Assignment
Return each line of the records holding the string "state".

---------- Provided data

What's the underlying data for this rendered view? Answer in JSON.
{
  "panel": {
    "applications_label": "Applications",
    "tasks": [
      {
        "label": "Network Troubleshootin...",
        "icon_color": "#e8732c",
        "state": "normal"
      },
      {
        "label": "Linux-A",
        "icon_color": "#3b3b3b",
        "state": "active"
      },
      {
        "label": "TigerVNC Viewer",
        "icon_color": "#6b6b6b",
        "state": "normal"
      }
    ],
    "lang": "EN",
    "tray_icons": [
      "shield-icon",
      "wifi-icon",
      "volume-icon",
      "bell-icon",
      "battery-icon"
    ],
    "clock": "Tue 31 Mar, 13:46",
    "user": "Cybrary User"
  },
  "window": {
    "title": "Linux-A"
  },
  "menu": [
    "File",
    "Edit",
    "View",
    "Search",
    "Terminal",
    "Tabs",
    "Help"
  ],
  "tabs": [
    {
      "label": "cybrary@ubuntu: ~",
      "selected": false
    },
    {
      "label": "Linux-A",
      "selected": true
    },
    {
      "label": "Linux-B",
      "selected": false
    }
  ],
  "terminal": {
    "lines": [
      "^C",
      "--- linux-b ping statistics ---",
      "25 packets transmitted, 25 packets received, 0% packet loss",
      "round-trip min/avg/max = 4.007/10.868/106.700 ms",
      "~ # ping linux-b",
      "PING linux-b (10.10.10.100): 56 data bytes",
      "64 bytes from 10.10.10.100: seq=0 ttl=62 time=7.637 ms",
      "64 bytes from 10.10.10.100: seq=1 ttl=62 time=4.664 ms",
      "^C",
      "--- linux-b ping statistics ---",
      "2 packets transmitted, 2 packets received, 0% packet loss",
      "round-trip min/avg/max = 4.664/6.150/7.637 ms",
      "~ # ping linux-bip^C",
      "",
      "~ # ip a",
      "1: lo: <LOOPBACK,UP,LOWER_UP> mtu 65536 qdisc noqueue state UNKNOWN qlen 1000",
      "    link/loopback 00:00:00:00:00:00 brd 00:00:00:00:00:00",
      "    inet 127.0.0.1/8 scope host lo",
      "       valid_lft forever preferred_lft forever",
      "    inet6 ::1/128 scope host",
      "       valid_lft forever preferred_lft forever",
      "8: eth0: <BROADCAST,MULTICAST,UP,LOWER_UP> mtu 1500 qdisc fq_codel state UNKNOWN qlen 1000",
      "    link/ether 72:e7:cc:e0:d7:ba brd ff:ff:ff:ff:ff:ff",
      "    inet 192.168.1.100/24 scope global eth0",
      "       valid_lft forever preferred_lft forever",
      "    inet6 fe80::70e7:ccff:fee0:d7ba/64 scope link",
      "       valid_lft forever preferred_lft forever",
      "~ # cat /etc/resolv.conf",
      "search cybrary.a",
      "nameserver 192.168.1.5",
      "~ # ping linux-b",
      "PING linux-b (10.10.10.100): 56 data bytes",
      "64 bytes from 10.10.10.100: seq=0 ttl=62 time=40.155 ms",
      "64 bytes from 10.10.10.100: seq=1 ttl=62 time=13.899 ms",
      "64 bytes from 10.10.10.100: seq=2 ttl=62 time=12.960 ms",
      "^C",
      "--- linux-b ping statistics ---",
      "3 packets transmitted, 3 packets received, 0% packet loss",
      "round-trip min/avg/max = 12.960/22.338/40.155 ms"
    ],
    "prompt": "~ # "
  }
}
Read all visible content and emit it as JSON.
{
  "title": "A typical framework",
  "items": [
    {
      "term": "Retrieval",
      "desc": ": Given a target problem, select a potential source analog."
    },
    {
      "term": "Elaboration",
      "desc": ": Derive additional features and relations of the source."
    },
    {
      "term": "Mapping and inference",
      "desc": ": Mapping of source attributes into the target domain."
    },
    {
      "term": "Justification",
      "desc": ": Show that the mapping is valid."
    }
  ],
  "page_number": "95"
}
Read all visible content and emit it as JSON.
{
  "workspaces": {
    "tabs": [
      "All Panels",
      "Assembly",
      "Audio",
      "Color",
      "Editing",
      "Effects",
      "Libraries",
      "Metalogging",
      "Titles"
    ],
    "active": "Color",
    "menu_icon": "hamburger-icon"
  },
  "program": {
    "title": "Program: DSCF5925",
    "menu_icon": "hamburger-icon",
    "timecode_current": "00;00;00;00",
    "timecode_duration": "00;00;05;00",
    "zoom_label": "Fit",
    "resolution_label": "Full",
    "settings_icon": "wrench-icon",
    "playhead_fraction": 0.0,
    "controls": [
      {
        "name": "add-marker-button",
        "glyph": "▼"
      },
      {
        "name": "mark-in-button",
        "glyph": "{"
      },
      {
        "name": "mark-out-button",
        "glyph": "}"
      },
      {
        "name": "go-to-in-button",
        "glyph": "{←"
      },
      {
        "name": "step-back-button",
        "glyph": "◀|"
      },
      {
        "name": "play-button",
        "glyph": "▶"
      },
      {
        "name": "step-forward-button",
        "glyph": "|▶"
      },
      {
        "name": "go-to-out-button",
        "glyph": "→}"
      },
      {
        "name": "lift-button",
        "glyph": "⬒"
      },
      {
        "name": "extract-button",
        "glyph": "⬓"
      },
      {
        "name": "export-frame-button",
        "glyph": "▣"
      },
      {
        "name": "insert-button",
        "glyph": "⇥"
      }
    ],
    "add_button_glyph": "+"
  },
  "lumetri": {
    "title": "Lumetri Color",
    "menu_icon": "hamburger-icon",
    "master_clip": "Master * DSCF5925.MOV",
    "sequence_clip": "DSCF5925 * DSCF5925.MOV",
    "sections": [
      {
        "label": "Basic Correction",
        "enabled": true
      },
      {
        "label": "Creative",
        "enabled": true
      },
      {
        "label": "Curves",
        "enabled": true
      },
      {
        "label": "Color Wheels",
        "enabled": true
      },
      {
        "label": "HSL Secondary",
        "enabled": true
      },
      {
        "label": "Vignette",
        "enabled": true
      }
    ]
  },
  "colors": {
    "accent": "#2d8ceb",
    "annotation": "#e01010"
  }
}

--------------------

Result
        "state": "normal"
        "state": "active"
        "state": "normal"
      "1: lo: <LOOPBACK,UP,LOWER_UP> mtu 65536 qdisc noqueue state UNKNOWN qlen 1000",
      "8: eth0: <BROADCAST,MULTICAST,UP,LOWER_UP> mtu 1500 qdisc fq_codel state UNKNOWN qlen 1000",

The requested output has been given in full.